I was the youngest page out of 150 at this big Miami Beach shindig, according to my hometown paper, the Lancaster New Era, a fact I had forgotten until I recently found a box of Ann-obilia my mother had saved.
There is extensive news coverage of adventures of me as a page — front-page photos, lengthy features — and I cannot explain why my town’s two daily newspapers needed to flood the zone with these exploits except to say that I was a local girl made good, I guess.
My three children choked with laughter as they read parts out loud, and accused me of being like Tracy Flick, the maliciously ambitious anti-heroine in the movie “Election.” Which I would like to stipulate is, unequivocally, untrue.
It's right there in the papers! I was a “bubbly teen,” “a bubbly miss” and “a blond-haired enthusiast.”
What’s also right there is a snapshot of women’s roles and rights under revision in society — we called it “women’s lib” back then — and the Republican Party’s response to the change underway. I went back through these clips and others as much to learn about the party’s identity shift as to learn about my emerging voice. I’ve been trying for 18 months now to report an answer to this persistent question: “Why are we still talking about birth control and abortion in 2012?”
On the one hand, in the Lancaster Intelligencer, here is a large photograph of a guest of honor at a Republican women’s event.

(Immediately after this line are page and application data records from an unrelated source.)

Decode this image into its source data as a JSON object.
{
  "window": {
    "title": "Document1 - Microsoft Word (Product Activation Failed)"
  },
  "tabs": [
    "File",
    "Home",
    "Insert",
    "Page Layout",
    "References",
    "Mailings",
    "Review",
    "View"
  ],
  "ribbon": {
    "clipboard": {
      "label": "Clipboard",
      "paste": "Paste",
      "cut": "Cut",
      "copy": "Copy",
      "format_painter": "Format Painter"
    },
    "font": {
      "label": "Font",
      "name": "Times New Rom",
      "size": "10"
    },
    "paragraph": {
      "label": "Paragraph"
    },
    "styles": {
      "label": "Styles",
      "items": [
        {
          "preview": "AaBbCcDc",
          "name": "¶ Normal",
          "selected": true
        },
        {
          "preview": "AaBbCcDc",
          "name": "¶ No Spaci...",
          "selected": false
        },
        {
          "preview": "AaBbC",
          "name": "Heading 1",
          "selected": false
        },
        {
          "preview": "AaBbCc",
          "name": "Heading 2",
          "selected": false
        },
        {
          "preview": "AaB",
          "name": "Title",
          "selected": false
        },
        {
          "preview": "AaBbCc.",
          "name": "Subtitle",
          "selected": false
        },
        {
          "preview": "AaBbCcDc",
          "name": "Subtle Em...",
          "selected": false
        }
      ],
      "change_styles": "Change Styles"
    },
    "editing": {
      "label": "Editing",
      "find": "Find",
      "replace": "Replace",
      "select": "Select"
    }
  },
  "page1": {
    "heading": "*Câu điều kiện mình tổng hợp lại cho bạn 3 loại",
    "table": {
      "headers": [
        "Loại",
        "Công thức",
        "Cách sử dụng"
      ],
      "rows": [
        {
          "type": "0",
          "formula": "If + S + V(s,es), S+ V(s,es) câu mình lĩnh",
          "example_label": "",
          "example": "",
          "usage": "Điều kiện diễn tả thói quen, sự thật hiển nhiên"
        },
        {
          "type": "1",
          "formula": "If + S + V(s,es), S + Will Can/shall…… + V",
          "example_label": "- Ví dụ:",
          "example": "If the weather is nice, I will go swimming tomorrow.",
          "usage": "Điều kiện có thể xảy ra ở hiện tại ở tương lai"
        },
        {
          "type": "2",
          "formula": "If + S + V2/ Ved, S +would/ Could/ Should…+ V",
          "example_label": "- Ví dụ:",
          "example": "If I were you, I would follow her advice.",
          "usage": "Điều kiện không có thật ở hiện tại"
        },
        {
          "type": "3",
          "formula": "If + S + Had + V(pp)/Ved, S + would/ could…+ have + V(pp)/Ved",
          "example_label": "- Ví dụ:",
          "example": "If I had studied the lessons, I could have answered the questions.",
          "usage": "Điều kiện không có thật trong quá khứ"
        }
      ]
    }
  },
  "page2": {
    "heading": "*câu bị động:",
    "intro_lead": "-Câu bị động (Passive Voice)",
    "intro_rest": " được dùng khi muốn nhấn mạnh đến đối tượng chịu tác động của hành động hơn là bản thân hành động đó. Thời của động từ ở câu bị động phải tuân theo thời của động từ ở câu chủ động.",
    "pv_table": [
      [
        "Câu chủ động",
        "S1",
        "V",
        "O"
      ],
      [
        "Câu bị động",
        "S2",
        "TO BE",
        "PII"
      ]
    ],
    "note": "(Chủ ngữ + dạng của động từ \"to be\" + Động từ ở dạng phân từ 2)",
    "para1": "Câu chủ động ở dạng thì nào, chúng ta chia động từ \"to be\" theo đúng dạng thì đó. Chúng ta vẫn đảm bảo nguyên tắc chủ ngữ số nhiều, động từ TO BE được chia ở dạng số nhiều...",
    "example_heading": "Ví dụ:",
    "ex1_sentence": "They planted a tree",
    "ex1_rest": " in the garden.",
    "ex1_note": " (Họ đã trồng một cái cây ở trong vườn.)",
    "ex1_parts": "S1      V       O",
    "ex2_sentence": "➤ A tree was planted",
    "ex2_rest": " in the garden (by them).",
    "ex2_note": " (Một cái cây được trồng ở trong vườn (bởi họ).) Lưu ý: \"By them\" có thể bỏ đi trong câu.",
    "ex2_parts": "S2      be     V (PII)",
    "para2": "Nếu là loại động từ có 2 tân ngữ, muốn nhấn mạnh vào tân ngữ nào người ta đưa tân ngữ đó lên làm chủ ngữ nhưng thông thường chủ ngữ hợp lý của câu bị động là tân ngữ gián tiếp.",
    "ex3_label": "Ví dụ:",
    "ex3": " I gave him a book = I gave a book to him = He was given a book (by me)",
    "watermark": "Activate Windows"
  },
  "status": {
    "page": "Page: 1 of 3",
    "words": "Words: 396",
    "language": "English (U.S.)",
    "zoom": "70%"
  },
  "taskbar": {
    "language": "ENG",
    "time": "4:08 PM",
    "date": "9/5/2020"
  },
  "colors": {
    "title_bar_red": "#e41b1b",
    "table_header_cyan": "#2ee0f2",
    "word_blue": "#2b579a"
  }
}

She is “looking pert and pretty” in “a two-piece double-knit pink ensemble accented with a gold necklace” and remaining “poised and cool as she weaved her way among the crowds . . . to answer questions about her family.” She is Mrs. John Eisenhower; her first name is never given.
On the other hand, here is a former Senate candidate, Mrs. Lenore Romney, whose son will accept the RepublicanParty’s presidential nomination Thursday night, applying pressure — genteel, ladylike, white-gloved, yes, but pressure — as part of an effort to get a plank in the platform calling for legal abortion.
Among the pounds of paper I distributed was the platform that did pass, and the 700-word separate section on “equal rights for women” is startling to read now:
“The Administration will . . . continue its strong efforts to open equal opportunities for women, recognizing clearly that women are often denied such opportunities today,” it begins, and then pledges to support passage of the Equal Rights Amendment to the Constitution, fight against sex discrimination and for equal pay, and appoint women to positions of greater power, including to the Supreme Court.
For the GOP in 1972, these were not just promises: The ferment and bra-burning of the 1960s were consolidated into real change in the ’70s. The executive and legislative branches already had written historical gains for women into policy and law, and the Supreme Court the next year would make equal job access and the right to abortion the law of the land.